The series itself explored a number of social and political issues, from interracial marriage to AIDS to teen pregnancy, and only occasionally did that feel gratuitous. That was, in part, the writing, which kept those plotlines on the same level as all the others: emotionally resonant, deeply felt, but still fodder for humor and resolvable in less than a half hour.
The Golden Girls were honest and relatable, but there was something more: intense, unfailing, real friendships. It's the characters and their relationships that still work now. Reports of off-screen conflict can't change the fact that on screen, the characters were always deeply committed to one another, and that friendship is genuine. When the series began, they already knew each other: Sophia moves in during the pilot episode, but the other girls have been living together, albeit with a quickly excised gay cook (oh, Coco). The characters' relationship just existed and stayed consistent well into the 1990s.

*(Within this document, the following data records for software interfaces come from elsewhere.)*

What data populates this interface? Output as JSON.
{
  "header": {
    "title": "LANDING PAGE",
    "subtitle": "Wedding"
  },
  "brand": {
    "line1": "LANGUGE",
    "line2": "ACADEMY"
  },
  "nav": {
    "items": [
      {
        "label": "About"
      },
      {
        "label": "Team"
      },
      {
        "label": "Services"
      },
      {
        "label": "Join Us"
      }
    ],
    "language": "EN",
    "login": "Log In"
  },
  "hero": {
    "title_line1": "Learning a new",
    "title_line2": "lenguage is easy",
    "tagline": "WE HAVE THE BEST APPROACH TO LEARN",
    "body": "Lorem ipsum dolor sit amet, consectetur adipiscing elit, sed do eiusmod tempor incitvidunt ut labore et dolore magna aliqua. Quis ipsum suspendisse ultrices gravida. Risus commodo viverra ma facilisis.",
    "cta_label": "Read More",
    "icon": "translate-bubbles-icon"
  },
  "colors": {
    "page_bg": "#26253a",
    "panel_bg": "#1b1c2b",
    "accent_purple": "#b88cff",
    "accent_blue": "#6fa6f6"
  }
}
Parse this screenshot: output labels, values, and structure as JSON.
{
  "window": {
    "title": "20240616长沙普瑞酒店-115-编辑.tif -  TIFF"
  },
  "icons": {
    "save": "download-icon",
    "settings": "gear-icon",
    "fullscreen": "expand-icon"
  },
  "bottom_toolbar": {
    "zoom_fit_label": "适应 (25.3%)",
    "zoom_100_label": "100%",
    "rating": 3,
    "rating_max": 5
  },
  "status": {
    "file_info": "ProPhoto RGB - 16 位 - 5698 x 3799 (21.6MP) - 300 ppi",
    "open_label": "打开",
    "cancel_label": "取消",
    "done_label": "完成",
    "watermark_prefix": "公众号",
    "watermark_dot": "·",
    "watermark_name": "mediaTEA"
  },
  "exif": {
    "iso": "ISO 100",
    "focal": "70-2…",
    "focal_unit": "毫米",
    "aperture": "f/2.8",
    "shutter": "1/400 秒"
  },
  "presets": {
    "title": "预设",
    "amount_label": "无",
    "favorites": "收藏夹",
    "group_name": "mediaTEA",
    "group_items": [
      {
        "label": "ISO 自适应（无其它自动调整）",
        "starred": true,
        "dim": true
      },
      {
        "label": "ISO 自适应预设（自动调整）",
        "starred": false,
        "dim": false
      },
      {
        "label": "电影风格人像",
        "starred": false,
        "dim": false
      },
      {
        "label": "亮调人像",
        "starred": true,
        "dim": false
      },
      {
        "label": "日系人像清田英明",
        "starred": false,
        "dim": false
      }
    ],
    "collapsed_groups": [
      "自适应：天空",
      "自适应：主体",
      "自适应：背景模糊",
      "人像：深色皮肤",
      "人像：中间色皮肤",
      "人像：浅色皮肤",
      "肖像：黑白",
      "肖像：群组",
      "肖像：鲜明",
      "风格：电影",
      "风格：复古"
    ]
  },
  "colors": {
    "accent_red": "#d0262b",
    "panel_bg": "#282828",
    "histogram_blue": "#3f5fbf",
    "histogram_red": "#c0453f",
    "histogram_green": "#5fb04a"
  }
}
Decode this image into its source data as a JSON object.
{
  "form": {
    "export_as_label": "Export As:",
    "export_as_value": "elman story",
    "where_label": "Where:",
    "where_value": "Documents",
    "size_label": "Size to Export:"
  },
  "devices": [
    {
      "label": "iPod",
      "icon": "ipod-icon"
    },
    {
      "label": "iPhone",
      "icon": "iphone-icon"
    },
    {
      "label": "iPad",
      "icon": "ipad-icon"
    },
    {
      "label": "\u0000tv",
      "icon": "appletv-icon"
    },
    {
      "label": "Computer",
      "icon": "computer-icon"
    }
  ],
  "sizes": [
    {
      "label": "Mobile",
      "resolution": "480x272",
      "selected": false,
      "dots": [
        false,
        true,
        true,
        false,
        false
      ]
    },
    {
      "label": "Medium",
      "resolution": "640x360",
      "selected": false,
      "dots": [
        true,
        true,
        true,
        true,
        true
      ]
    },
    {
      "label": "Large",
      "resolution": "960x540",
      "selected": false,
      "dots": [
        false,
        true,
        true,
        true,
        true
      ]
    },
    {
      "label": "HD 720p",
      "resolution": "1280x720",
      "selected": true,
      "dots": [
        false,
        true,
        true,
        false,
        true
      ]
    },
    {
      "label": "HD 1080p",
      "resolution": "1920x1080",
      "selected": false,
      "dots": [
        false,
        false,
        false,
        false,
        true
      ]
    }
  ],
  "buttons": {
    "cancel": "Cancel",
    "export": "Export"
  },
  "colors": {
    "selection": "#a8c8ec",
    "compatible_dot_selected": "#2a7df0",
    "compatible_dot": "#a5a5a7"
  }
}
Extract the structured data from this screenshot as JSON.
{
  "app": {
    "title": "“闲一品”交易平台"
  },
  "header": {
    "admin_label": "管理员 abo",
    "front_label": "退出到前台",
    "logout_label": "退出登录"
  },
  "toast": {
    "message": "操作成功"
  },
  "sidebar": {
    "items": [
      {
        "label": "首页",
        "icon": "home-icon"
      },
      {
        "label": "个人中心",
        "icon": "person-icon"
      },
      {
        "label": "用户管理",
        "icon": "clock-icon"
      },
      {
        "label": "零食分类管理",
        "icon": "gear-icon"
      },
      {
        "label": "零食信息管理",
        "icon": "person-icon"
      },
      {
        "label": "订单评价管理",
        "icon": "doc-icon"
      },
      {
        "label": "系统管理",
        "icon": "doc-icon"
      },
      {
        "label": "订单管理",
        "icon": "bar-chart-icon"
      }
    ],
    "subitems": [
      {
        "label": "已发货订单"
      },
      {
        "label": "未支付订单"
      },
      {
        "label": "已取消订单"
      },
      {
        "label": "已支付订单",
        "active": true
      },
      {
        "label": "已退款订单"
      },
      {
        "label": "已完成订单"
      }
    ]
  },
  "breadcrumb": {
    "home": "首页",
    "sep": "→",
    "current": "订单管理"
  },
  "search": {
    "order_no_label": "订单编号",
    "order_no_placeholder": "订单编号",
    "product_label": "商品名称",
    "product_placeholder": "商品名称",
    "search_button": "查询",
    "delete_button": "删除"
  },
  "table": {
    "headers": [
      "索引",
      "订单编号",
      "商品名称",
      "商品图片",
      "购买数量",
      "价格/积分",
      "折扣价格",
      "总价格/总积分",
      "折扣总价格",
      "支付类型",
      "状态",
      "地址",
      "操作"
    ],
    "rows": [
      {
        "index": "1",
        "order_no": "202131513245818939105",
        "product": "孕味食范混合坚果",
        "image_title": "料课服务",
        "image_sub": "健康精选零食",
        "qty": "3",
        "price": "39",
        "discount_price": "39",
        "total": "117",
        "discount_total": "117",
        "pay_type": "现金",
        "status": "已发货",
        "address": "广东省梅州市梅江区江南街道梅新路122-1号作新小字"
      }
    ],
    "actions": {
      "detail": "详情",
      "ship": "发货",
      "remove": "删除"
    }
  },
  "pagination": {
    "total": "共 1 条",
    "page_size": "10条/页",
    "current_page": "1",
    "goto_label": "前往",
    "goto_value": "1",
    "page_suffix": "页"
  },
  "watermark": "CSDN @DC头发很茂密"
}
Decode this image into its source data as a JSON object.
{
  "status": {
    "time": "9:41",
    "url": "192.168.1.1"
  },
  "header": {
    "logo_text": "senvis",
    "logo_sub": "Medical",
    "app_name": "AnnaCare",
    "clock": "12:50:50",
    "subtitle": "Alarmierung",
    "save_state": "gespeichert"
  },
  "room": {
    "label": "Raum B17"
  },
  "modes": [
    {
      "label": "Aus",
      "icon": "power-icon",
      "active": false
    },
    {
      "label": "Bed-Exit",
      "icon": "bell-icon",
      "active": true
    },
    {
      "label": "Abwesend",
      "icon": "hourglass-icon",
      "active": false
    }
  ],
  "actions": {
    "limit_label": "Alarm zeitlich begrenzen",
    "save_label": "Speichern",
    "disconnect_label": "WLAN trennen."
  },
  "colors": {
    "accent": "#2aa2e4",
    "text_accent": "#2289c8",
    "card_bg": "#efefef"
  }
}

The final episode of the seventh and last season is the only one to split up the group: Dorothy leaves, and after repeated tearful entrances, walks out the door for the last time, but still, through tears, she reminds them, "I love you, always." The other three women moved on to CBS and The Golden Palace, where they were joined by Don Cheadle, Cheech Marin, and a child actor.
It was never the same, because the girls belong together.
They are, awesomely, still together, both on DVD and nearly every night, for hours at a time. The Golden Girls has been rerun continuously since before the series went off the air: first in syndication, then on Lifetime, and, since 2009, on WEtv and Hallmark Channel. Despite the cable networks' criminal mangling of the episodes—they edit out scenes and even individual jokes to fit more commercials—the series has found new audiences and stayed relevant. That college students can find their way to the show 20 years later is evidence of its distinctive shelf life.
Its faults are its gifts as a television show. Every episode resets, and the girls are always left back where they started.
Its faults are its gifts as a television show. Every episode resets, and the girls are always left back where they started. Unlike, say, Lost, which subsumed character to increasingly absurd plot, The Golden Girls is the reverse, and it’s OK that it’s nothing of any substance or consequence beyond the relationships. That's what makes it possible to watch an episode even when you know from the first few minutes that, “This is the one where…” The jokes are still funny in part because they're forgettable and we can re-live them with our on-screen friends each time we watch. The insults, the sarcasm, the mocking, the joking, the brutal honesty, the fights, and even the major conflicts: nothing affected their friendship. Nothing.
We've lost Estelle Getty, Bea Arthur, and Rue McClanahan, and someday, Betty White will be gone, too. But Sophia, Dorothy, Blanche, and Rose are always together. That is their biggest gift to us.